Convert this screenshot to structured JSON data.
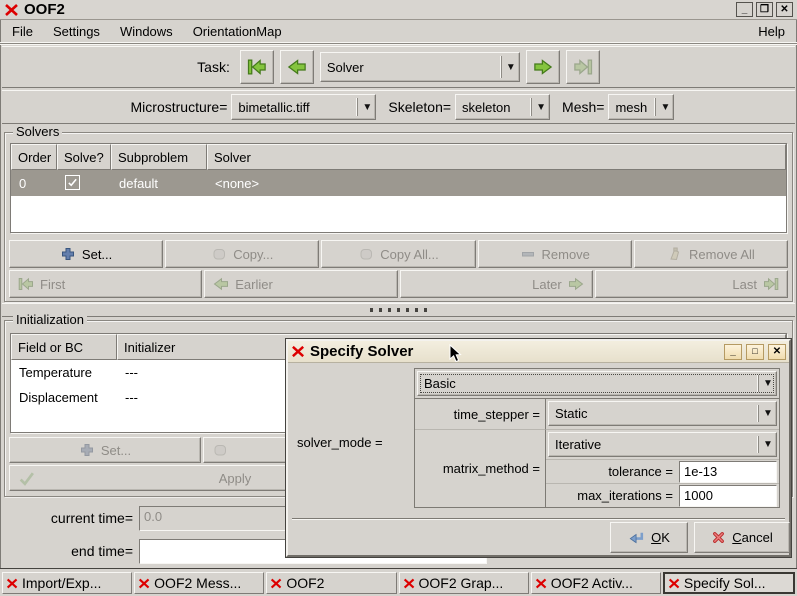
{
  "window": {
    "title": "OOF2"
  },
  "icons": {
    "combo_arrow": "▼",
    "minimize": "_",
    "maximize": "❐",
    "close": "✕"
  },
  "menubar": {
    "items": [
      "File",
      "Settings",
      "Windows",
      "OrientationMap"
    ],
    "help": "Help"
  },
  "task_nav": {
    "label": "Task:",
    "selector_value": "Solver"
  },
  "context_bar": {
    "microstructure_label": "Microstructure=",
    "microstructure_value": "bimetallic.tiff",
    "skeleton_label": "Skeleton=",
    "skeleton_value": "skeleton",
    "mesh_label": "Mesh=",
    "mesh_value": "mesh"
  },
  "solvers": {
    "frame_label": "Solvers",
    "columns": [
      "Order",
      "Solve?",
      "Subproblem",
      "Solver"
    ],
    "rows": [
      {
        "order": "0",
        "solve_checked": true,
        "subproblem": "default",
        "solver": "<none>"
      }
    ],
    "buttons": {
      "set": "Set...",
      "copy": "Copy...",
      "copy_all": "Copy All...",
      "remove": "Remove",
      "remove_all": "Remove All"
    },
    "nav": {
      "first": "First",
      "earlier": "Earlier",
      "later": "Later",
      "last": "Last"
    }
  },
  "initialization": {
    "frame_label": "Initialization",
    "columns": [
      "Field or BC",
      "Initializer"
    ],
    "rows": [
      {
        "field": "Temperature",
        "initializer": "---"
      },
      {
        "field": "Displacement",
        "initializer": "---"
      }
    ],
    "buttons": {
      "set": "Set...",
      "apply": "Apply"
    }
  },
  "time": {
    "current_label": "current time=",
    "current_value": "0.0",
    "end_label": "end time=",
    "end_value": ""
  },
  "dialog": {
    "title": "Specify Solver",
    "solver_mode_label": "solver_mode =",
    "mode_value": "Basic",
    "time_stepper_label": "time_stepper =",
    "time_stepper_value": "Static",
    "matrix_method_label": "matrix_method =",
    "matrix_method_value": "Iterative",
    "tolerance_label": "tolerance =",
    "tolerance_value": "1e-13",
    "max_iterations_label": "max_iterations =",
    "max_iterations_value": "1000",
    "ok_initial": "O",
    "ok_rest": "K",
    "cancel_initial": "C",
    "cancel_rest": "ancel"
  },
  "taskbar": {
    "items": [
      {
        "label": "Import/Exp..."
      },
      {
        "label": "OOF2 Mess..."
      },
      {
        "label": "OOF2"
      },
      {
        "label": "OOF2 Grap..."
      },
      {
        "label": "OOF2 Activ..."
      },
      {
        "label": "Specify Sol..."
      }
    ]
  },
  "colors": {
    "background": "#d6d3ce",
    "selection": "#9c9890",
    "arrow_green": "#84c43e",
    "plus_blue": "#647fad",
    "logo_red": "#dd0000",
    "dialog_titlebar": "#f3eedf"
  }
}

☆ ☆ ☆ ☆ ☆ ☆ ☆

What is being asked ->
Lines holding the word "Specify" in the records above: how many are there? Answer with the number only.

Answer to the problem ->
2